Christian Schmeck passed away a few days ago at 59. I saw his obituary posted in the EMS room at a local hospital. I suspect most of the newer EMTs who saw it didn’t know who he was.
I first met Chris over twenty years ago when I worked at the state health department. He was a service chief for a local volunteer ambulance and we had invited him to an EMS Summit to discuss ways the health department could improve the EMS system. He wore his white chief’s shirt with the gold badge on it, but he came across as an unassuming man who was happy to be invited, glad that someone wanted to listen to him. I remember sitting next to him at lunch and having a long talk with him about a call he did where he came upon a family found dead in their beds from carbon monoxide poisoning and I saw how deeply it affected him.
A few years later when I left the health department and started full-time as a paramedic, he was a training officer at the service where I was hired. He gave us all our orientation on our first day, and he was reassuring in providing guidance to the group of us new hires. Over the years I worked with him a few times. He was a good solid partner. Never a know-it-all, but not afraid to direct me if I started down a wrong track. And he was kind to patients – always. He never spoke a harsh word or showed a lack of patience. He was an EMT you wanted taking care of one of your family members if they ever needed help.
Like many in EMS, he was often tired, working commercially during the day to support his family and then spending long hours as a volunteer at night, teaching classes and doing calls.

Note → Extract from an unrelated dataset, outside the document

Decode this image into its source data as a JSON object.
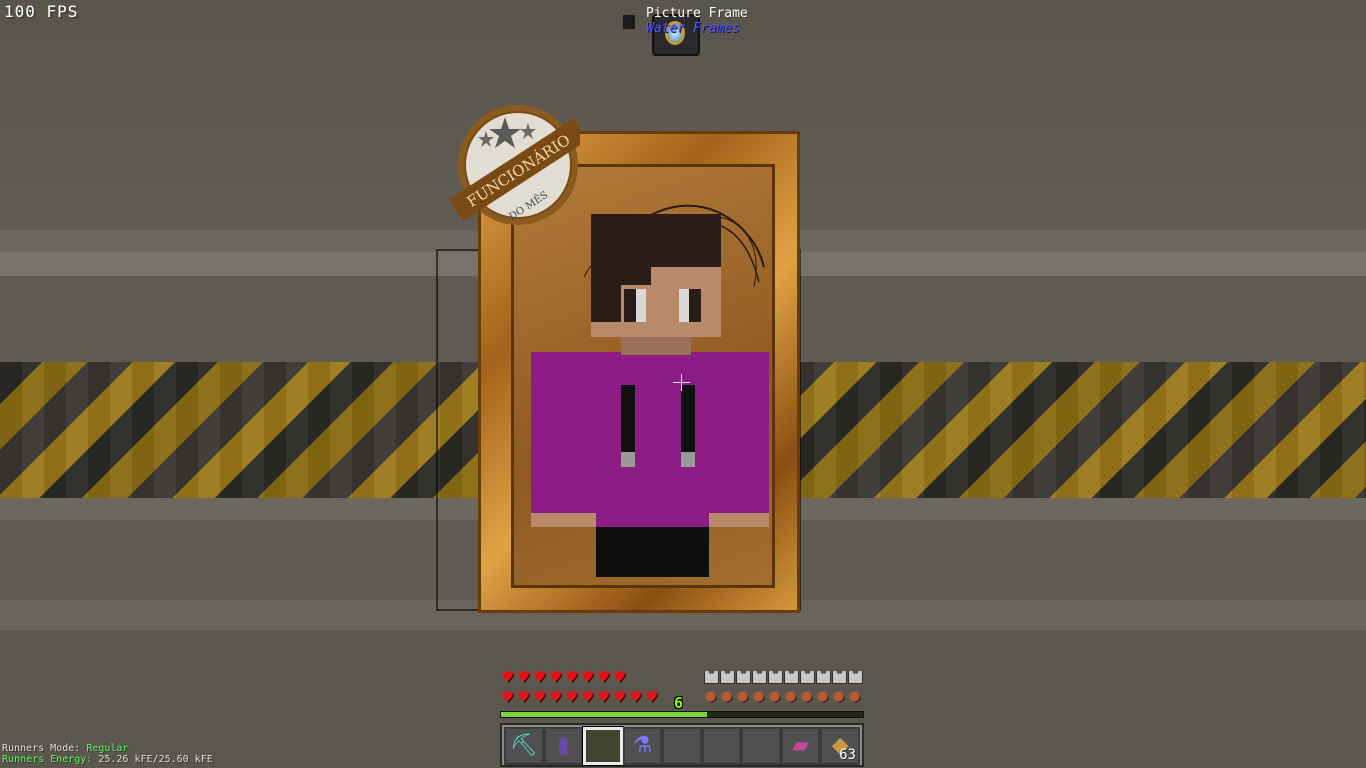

As the years went by, he divorced, moved to a new town, joined another volunteer service, and suffered a slow decline in his health. Eventually, he gave up the road, and went into dispatch, and then just teaching. I saw him a few times in hospital rooms in the ED and did a double talk on seeing him on the other side of the stretcher. I’d always stop and talk and wish him well. He would tell me he was doing better, just waiting to be discharged or possibly just admitted for the night.
The last I saw him was in the aftermath of big storm we had last October. He was walking out of an emergency shelter. He wore a nasal cannula and carried a small O2 tank on his shoulder. I didn’t have time to talk, but we said hello.
For those EMTs who read his obituary, but who never knew the man, Christian Schmeck was one of us.